In an interview published in Los Angeles Examiner on February 4, 1953, Dr. Lillian Gilbreth stated, "When my husband passed away 29 years ago, I was faced with the responsibility of raising my family and providing a living for them. It wasn't an easy task. Luckily, my health was good and my children cooperative. I met the challenge because I had a burning desire to succeed, first as a mother, and secondly as a business woman." Gilbreth was a psychologist by profession and lived into her 90's.

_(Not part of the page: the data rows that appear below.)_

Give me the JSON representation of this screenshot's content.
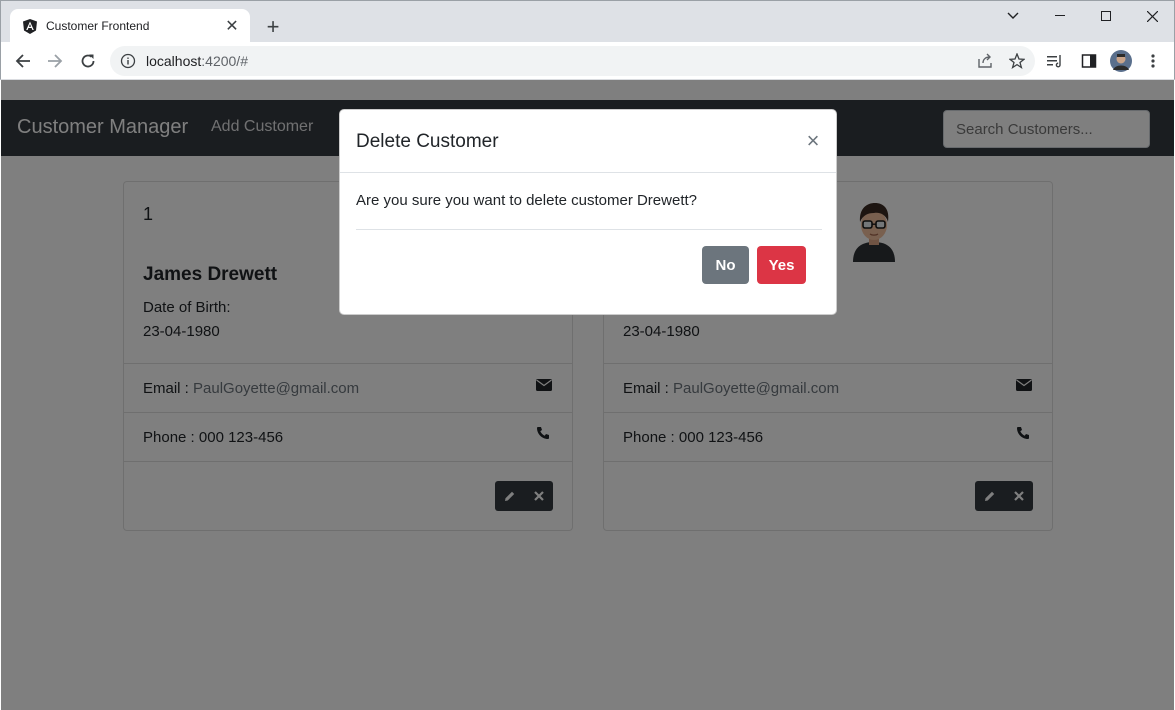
{
  "browser": {
    "tab_title": "Customer Frontend",
    "url_host": "localhost",
    "url_path": ":4200/#"
  },
  "navbar": {
    "brand": "Customer Manager",
    "add_link": "Add Customer",
    "search_placeholder": "Search Customers..."
  },
  "cards": [
    {
      "id": "1",
      "name": "James Drewett",
      "dob_label": "Date of Birth:",
      "dob": "23-04-1980",
      "email_label": "Email : ",
      "email": "PaulGoyette@gmail.com",
      "phone_label": "Phone : ",
      "phone": "000 123-456"
    },
    {
      "dob": "23-04-1980",
      "email_label": "Email : ",
      "email": "PaulGoyette@gmail.com",
      "phone_label": "Phone : ",
      "phone": "000 123-456"
    }
  ],
  "modal": {
    "title": "Delete Customer",
    "close": "×",
    "body": "Are you sure you want to delete customer Drewett?",
    "no_label": "No",
    "yes_label": "Yes"
  },
  "colors": {
    "navbar": "#343a40",
    "danger": "#dc3545",
    "secondary": "#6c757d"
  }
}
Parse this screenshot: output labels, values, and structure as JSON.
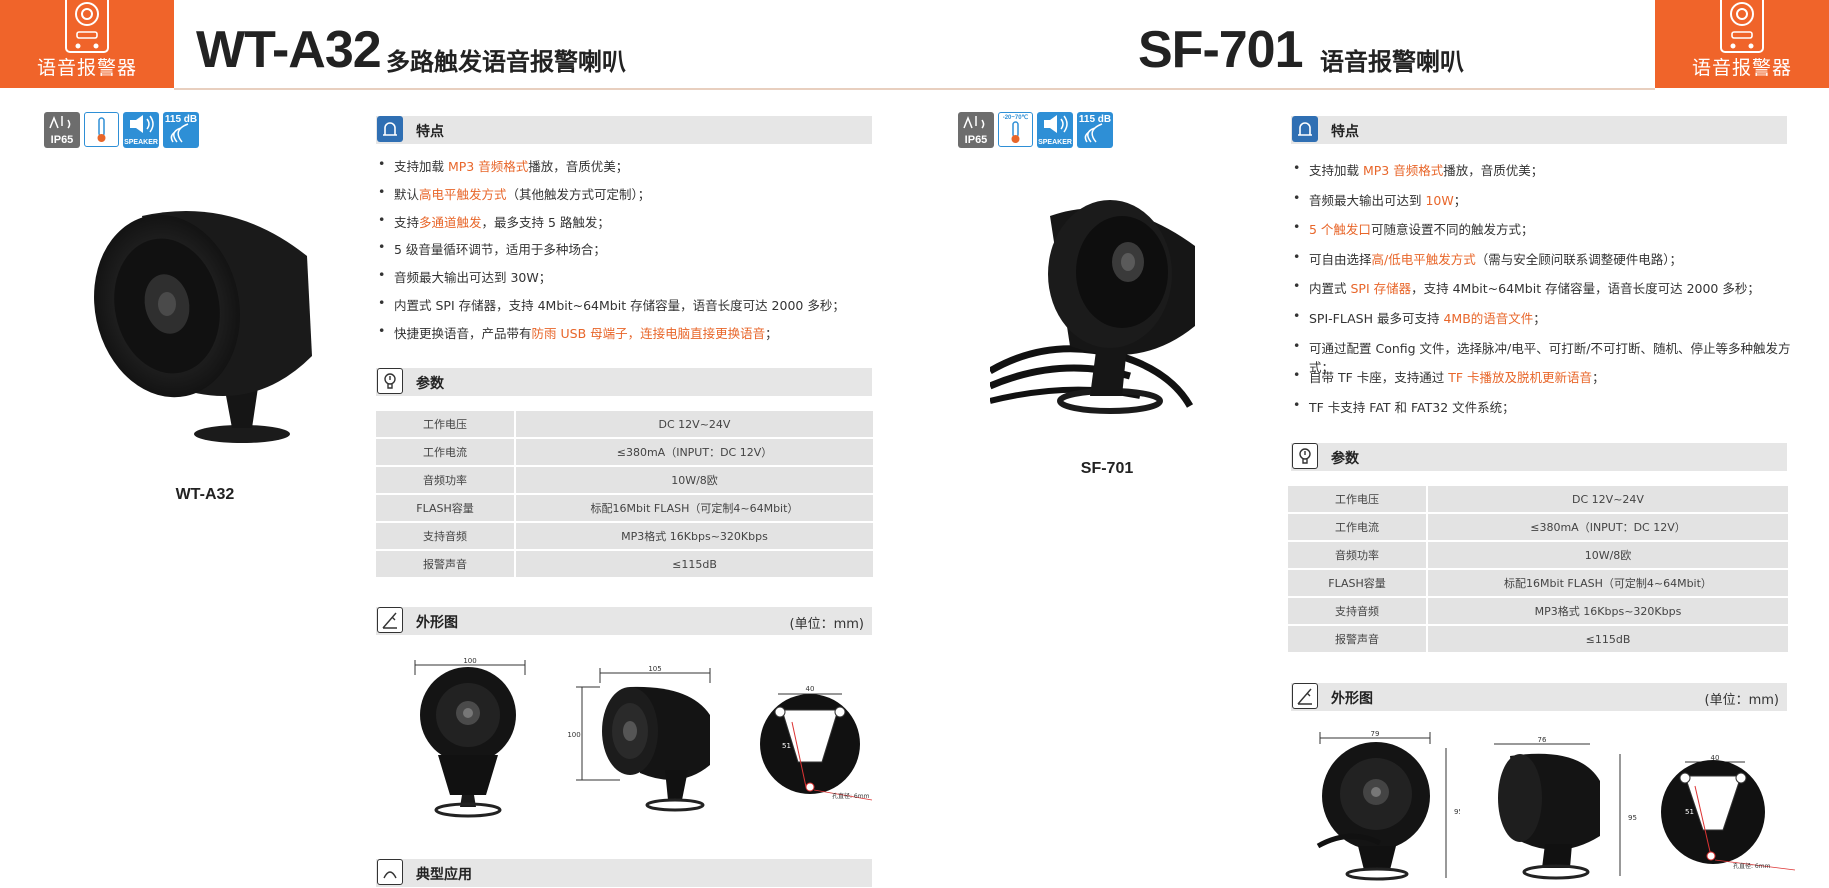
{
  "left": {
    "badge_label": "语音报警器",
    "model": "WT-A32",
    "subtitle": "多路触发语音报警喇叭",
    "icons": [
      {
        "name": "ip65-icon",
        "text": "IP65"
      },
      {
        "name": "temperature-icon",
        "text": ""
      },
      {
        "name": "speaker-icon",
        "text": "SPEAKER"
      },
      {
        "name": "decibel-icon",
        "text": "115 dB"
      }
    ],
    "product_caption": "WT-A32",
    "features_title": "特点",
    "features": [
      {
        "a": "支持加载 ",
        "b": "MP3 音频格式",
        "c": "播放，音质优美；"
      },
      {
        "a": " 默认",
        "b": "高电平触发方式",
        "c": "（其他触发方式可定制）；"
      },
      {
        "a": "支持",
        "b": "多通道触发",
        "c": "，最多支持 5 路触发；"
      },
      {
        "a": "5 级音量循环调节，适用于多种场合；",
        "b": "",
        "c": ""
      },
      {
        "a": "音频最大输出可达到 30W；",
        "b": "",
        "c": ""
      },
      {
        "a": "内置式 SPI 存储器，支持 4Mbit~64Mbit 存储容量，语音长度可达 2000 多秒；",
        "b": "",
        "c": ""
      },
      {
        "a": "快捷更换语音，产品带有",
        "b": "防雨 USB 母端子，连接电脑直接更换语音",
        "c": "；"
      }
    ],
    "params_title": "参数",
    "params": [
      {
        "k": "工作电压",
        "v": "DC 12V~24V"
      },
      {
        "k": "工作电流",
        "v": "≤380mA（INPUT：DC 12V）"
      },
      {
        "k": "音频功率",
        "v": "10W/8欧"
      },
      {
        "k": "FLASH容量",
        "v": "标配16Mbit FLASH（可定制4~64Mbit）"
      },
      {
        "k": "支持音频",
        "v": "MP3格式 16Kbps~320Kbps"
      },
      {
        "k": "报警声音",
        "v": "≤115dB"
      }
    ],
    "outline_title": "外形图",
    "outline_unit": "(单位：mm)",
    "dims": {
      "w1": "100",
      "w2": "105",
      "h2": "100",
      "w3": "40",
      "d3": "51",
      "hole": "孔直径: 6mm"
    },
    "app_title": "典型应用"
  },
  "right": {
    "badge_label": "语音报警器",
    "model": "SF-701",
    "subtitle": "语音报警喇叭",
    "icons": [
      {
        "name": "ip65-icon",
        "text": "IP65"
      },
      {
        "name": "temperature-range-icon",
        "text": "-20~70℃"
      },
      {
        "name": "speaker-icon",
        "text": "SPEAKER"
      },
      {
        "name": "decibel-icon",
        "text": "115 dB"
      }
    ],
    "product_caption": "SF-701",
    "features_title": "特点",
    "features": [
      {
        "a": "支持加载 ",
        "b": "MP3 音频格式",
        "c": "播放，音质优美；"
      },
      {
        "a": "音频最大输出可达到 ",
        "b": "10W",
        "c": "；"
      },
      {
        "a": "",
        "b": "5 个触发口",
        "c": "可随意设置不同的触发方式；"
      },
      {
        "a": "可自由选择",
        "b": "高/低电平触发方式",
        "c": "（需与安全顾问联系调整硬件电路）；"
      },
      {
        "a": "内置式 ",
        "b": "SPI 存储器",
        "c": "，支持 4Mbit~64Mbit 存储容量，语音长度可达 2000 多秒；"
      },
      {
        "a": "SPI-FLASH 最多可支持 ",
        "b": "4MB的语音文件",
        "c": "；"
      },
      {
        "a": "可通过配置 Config 文件，选择脉冲/电平、可打断/不可打断、随机、停止等多种触发方式；",
        "b": "",
        "c": ""
      },
      {
        "a": "自带 TF 卡座，支持通过 ",
        "b": "TF 卡播放及脱机更新语音",
        "c": "；"
      },
      {
        "a": "TF 卡支持 FAT 和 FAT32 文件系统；",
        "b": "",
        "c": ""
      }
    ],
    "params_title": "参数",
    "params": [
      {
        "k": "工作电压",
        "v": "DC 12V~24V"
      },
      {
        "k": "工作电流",
        "v": "≤380mA（INPUT：DC 12V）"
      },
      {
        "k": "音频功率",
        "v": "10W/8欧"
      },
      {
        "k": "FLASH容量",
        "v": "标配16Mbit FLASH（可定制4~64Mbit）"
      },
      {
        "k": "支持音频",
        "v": "MP3格式 16Kbps~320Kbps"
      },
      {
        "k": "报警声音",
        "v": "≤115dB"
      }
    ],
    "outline_title": "外形图",
    "outline_unit": "(单位：mm)",
    "dims": {
      "w1": "79",
      "h1": "95",
      "w2": "76",
      "h2": "95",
      "w3": "40",
      "d3": "51",
      "hole": "孔直径: 6mm"
    }
  },
  "colors": {
    "accent": "#f0642a",
    "highlight": "#e8662a",
    "bar": "#e6e6e6",
    "icon_blue": "#2e8fd6"
  }
}
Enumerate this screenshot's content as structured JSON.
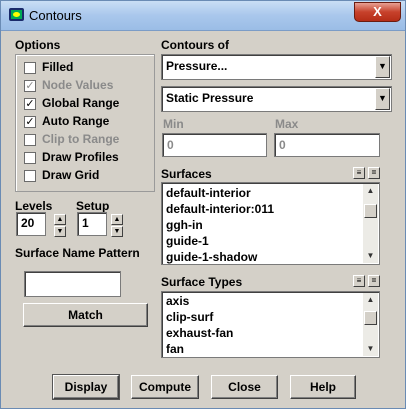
{
  "window": {
    "title": "Contours",
    "close_label": "X"
  },
  "options": {
    "heading": "Options",
    "items": [
      {
        "label": "Filled",
        "checked": false,
        "enabled": true
      },
      {
        "label": "Node Values",
        "checked": true,
        "enabled": false
      },
      {
        "label": "Global Range",
        "checked": true,
        "enabled": true
      },
      {
        "label": "Auto Range",
        "checked": true,
        "enabled": true
      },
      {
        "label": "Clip to Range",
        "checked": false,
        "enabled": false
      },
      {
        "label": "Draw Profiles",
        "checked": false,
        "enabled": true
      },
      {
        "label": "Draw Grid",
        "checked": false,
        "enabled": true
      }
    ]
  },
  "levels": {
    "label": "Levels",
    "value": "20"
  },
  "setup": {
    "label": "Setup",
    "value": "1"
  },
  "surface_name_pattern": {
    "label": "Surface Name Pattern",
    "value": "",
    "match_label": "Match"
  },
  "contours_of": {
    "label": "Contours of",
    "primary": "Pressure...",
    "secondary": "Static Pressure"
  },
  "range": {
    "min_label": "Min",
    "min_value": "0",
    "max_label": "Max",
    "max_value": "0"
  },
  "surfaces": {
    "label": "Surfaces",
    "items": [
      "default-interior",
      "default-interior:011",
      "ggh-in",
      "guide-1",
      "guide-1-shadow"
    ]
  },
  "surface_types": {
    "label": "Surface Types",
    "items": [
      "axis",
      "clip-surf",
      "exhaust-fan",
      "fan"
    ]
  },
  "buttons": {
    "display": "Display",
    "compute": "Compute",
    "close": "Close",
    "help": "Help"
  },
  "list_buttons": {
    "select_all": "≡",
    "deselect_all": "="
  },
  "checkmark": "✓",
  "arrows": {
    "down": "▼",
    "up": "▲"
  }
}
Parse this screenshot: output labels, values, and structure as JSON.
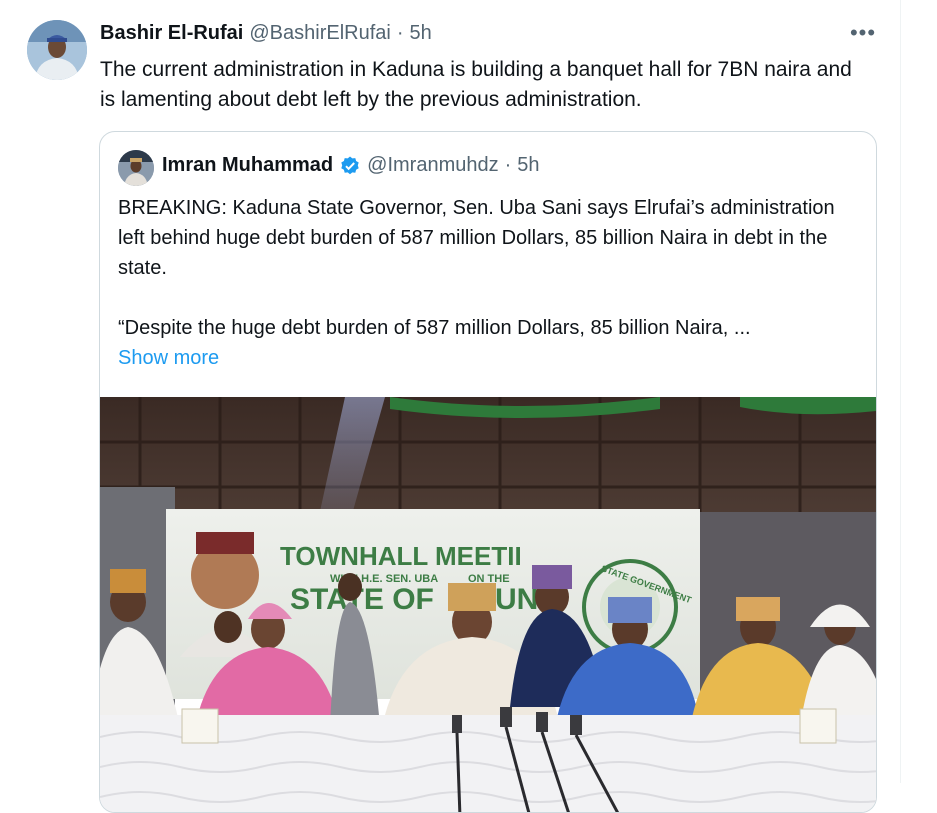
{
  "tweet": {
    "author_name": "Bashir El-Rufai",
    "author_handle": "@BashirElRufai",
    "separator": "·",
    "time": "5h",
    "more_icon": "more-horizontal-icon",
    "text": "The current administration in Kaduna is building a banquet hall for 7BN naira and is lamenting about debt left by the previous administration."
  },
  "quote": {
    "author_name": "Imran Muhammad",
    "verified_icon": "verified-badge-icon",
    "author_handle": "@Imranmuhdz",
    "separator": "·",
    "time": "5h",
    "text_para1": "BREAKING: Kaduna State Governor, Sen. Uba Sani says Elrufai’s administration left behind huge debt burden of 587 million Dollars, 85 billion Naira in debt in the state.",
    "text_para2": "“Despite the huge debt burden of 587 million Dollars, 85 billion Naira, ...",
    "show_more": "Show more",
    "image": {
      "banner_line1": "TOWNHALL MEETII",
      "banner_line2": "WITH H.E. SEN. UBA",
      "banner_line3": "ON THE",
      "banner_line4": "STATE OF",
      "banner_line5": "UNA",
      "seal_text": "STATE GOVERNMENT"
    }
  },
  "colors": {
    "text_primary": "#0f1419",
    "text_secondary": "#536471",
    "link": "#1d9bf0",
    "border": "#cfd9de",
    "verified": "#1d9bf0"
  }
}
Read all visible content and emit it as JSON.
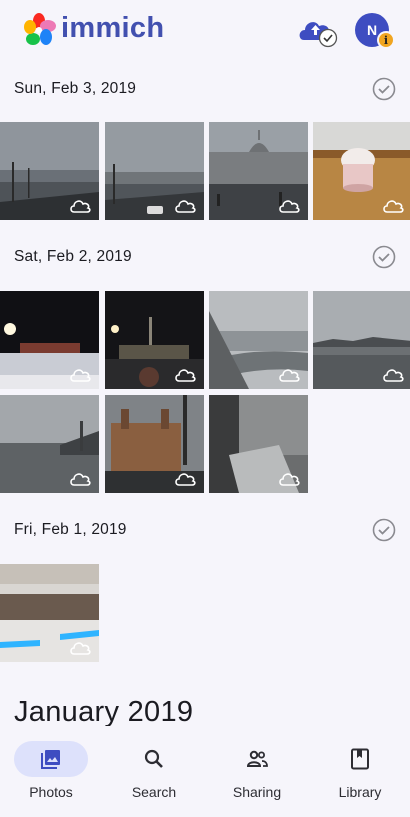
{
  "header": {
    "brand": "immich",
    "avatar_initial": "N",
    "avatar_badge": "i",
    "brand_color": "#4250af"
  },
  "groups": [
    {
      "title": "Sun, Feb 3, 2019"
    },
    {
      "title": "Sat, Feb 2, 2019"
    },
    {
      "title": "Fri, Feb 1, 2019"
    }
  ],
  "month_title": "January 2019",
  "nav": [
    {
      "label": "Photos",
      "icon": "photos-icon",
      "active": true
    },
    {
      "label": "Search",
      "icon": "search-icon",
      "active": false
    },
    {
      "label": "Sharing",
      "icon": "sharing-icon",
      "active": false
    },
    {
      "label": "Library",
      "icon": "library-icon",
      "active": false
    }
  ],
  "colors": {
    "background": "#f6f5fb",
    "accent": "#4250af",
    "active_pill": "#dde1fb",
    "badge": "#f0a520"
  }
}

Co-authors Ernestine Gilbreth Carey (1908-2006) and Frank B. Gilbreth, Jr. (1911-2001), portrayed respectively in the film by Barbara Bates and Norman Ollestad, were younger siblings of Ann Gilbreth Barney, the oldest of the twelve Gilbreth children, portrayed in the film by Jeanne Crain. Ann died in 1987 at age 81. On May 30 1993 the Montclair, New Jersey Sunday Star-Ledger published an article about a reunion of six of the eight surviving family members and revealed that the book's initial publication in 1948 by the Thomas Y. Crowell Company occasioned a phenomenal thirty-nine printings, and that a 1963 edition, which included an updated chapter on the children's lives as adults, was also printed several times. Some reviews list the character played by Betty Lynn as "Libby"; this was changed just prior to production to "Deborah". A radio version, starring Clifton Webb, was broadcast on Lux Radio Theatre on May 7, 1951. In 1952, Twentieth Century-Fox released Belles on Their Toes, a sequel starring Loy, Crain and Debra Paget and directed by Henry Levin. In 2003, 20th Century Fox released a remake of Cheaper by the Dozen, directed by Shawn Levy and starring Steve Martin and Bonnie Hunt. As of spring 2005, a sequel to that film, entitled Cheaper by the Dozen 2, was in pre-production.